Taking a Risk

The next day at nine Alan was at his desk looking through an agency proof book—pages of color and black and white advertisements that J Dunaway Advertising had produced, including many from his own group. He was astonished at how little marketing to business customers the agency did. “And we’re pitching an airlines account,” he thought.

“Anybody home?” Dick Fields stuck his enormous head inside Alan’s doorway. A cigar the size of a piece of pipe stuck in his mouth. Unlit, thank God.

“Sure Dick, Come on in.”

“How are we doing on the TransUS Airlines presentation?”

“Just fine.”

“I am hoping we can focus on print advertising.”

“Among other things, sure. But why the special concern, Dick?”

“That’s primarily what the company is after, I thought I mentioned it.”

No, he had not mentioned it and, although Buck and Clay had good ideas that would work in print, they had been thinking television. Dick knew the basic pitch of the advertising but nothing more. Alan had been avoiding him.

Dick had been recently appointed the number two man at the agency, overseeing new business. Alan knew he had to slow his approach to this conversation. Bank right and pull back on the throttle. No sarcasm.

“Let’s think about that, Dick. I happen to have the agency proofs right here. We don’t do much print at Dunaway.” Don’t be a smart-ass, he cautioned himself.

“Don’t we have any Intercontinental Metals proofs we could show them?”

“We don’t have that account anymore, Dick. That was five years ago.”

“That make any difference? We did the work didn’t we?”

“I don’t think it’s smart to show stuff you did for a former client.” God this guy is awful, Alan thought as he leafed through the proof book.

“Well, we’ve got to get some print from somewhere!” Fields said reproaching him.

“Dick for Christ sakes, if the agency is 85% television how the hell are we going to get some print from somewhere? Please. Let me handle the creative part of this.” Why was Dick so fixated on print? Must be feeling out of his league, Alan surmised.

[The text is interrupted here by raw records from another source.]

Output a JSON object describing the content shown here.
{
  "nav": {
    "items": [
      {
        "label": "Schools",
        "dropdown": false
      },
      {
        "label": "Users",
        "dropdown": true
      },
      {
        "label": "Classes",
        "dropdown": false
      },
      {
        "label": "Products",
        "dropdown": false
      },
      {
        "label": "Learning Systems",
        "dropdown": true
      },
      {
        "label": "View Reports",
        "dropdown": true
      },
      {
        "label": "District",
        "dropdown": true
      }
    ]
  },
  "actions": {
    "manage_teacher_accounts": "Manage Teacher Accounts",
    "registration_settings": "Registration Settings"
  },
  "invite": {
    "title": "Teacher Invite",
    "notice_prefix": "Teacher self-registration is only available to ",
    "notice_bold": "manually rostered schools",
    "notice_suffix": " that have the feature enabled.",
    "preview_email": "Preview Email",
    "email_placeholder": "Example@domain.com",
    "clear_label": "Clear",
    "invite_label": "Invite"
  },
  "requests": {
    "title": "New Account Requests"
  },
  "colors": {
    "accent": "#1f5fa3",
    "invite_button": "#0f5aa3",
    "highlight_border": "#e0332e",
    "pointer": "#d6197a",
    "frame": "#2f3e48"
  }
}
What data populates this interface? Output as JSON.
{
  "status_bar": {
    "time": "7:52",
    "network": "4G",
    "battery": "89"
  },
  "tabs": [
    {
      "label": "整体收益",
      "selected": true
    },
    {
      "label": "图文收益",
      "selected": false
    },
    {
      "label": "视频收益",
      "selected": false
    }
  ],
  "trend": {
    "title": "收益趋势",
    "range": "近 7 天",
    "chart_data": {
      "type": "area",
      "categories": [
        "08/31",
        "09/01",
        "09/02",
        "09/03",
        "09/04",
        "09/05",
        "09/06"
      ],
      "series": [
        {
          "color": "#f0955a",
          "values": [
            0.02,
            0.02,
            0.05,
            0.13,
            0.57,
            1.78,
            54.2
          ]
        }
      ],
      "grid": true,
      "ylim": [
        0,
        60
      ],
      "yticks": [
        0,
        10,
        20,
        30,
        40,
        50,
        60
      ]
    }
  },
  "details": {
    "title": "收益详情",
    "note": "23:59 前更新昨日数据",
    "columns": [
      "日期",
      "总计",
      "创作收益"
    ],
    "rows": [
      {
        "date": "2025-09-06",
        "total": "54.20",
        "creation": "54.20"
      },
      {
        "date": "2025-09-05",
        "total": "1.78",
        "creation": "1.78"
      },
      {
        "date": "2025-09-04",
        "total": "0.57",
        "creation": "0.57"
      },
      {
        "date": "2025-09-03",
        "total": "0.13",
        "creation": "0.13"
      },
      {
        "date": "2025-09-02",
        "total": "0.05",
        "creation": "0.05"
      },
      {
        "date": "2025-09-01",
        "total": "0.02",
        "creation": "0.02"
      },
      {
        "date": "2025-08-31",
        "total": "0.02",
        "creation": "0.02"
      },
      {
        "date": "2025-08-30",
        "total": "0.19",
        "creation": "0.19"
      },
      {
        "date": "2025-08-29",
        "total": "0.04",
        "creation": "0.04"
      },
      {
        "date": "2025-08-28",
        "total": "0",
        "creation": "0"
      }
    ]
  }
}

“Well, do it your way, but I know Steve is going to be looking to see what we can do in print.”

“Who is Steve?”

“The ad manager for TransUS.”

“So, he makes the decision?”

“That’s my guess.”

What an answer, Alan thought. The account man’s job was to know the informal client hierarchy. Alan had that sinking feeling, the one that pulled at him more and more these days. His heart thumped in his chest. He realized he was holding his breath.

“I need to get back to work, Dick.”

“We’ll have a run-through, of course.” The statement was half question and half order.

“What’s to run through, Dick? We’ve done this before. You know how I present. You’ve heard the idea.”

Of course, his plan was to have Buck Jones present, the two of them had planned it out the day before. Alan would introduce the presentation, teasing the client’s sensibilities, and then Buck would take over, showing the boards—a strong contrast in voice and outlook, Buck’s all-American to Alan’s refined New York executive.

Alan was sure TransUS was looking for something bold and adventurous for advertising their cross-continental routes. Dunaway would give them more than that. But Dick would never go for Buck Jones giving the pitch. He might obstruct them if he knew of the plan. Would a phony run-through work? If they had to they would surprise him, flatter him throughout, and by the end, when the two pilots were nodding their heads, Dick would insist it was all him.

“This is a different kind of account.” Fields replied.

“You bet it is and we have it wrapped up. When’s the meeting?”

“Thursday at twelve.”


“My office.” Fields finally lit the foot long cigar. The first puff rolled towards Alan’s desk. Right at him.

“Your office is a little formal don’t you think?” Alan asked with restraint. Dick Field’s office was one big Currier and Ives horse print.

“Well, we can have lunch there and then go to the creative conference room for your part.”

“Why don’t we do the creative part first, then have lunch?”

“Because that’s not the way I want to do it. I’ll see you then.” Fields stepped out the door.

Alan turned to face the window and watched a tug pulling a barge filled with rubbish down the East River. Yesterday he had felt momentarily inspired by Buck’s enthusiasm, he too had wanted to show this major airlines client what he was worth—he had wanted to take a risk for a change! Now he felt a gray uncertainty descend. Maybe I should do this one by the book, he thought now. Do what Fields wants, present the reel, show some print, tell a few case histories. Alan felt helpless. They wouldn’t get the business, not with this guy.

© Lisa Anderson 2017

Email this to someoneShare on Facebook0Tweet about this on Twitter
This entry was posted in serial fiction, Uncategorized and tagged , , , , , . Bookmark the permalink.

Leave a Reply

Your email address will not be published. Required fields are marked *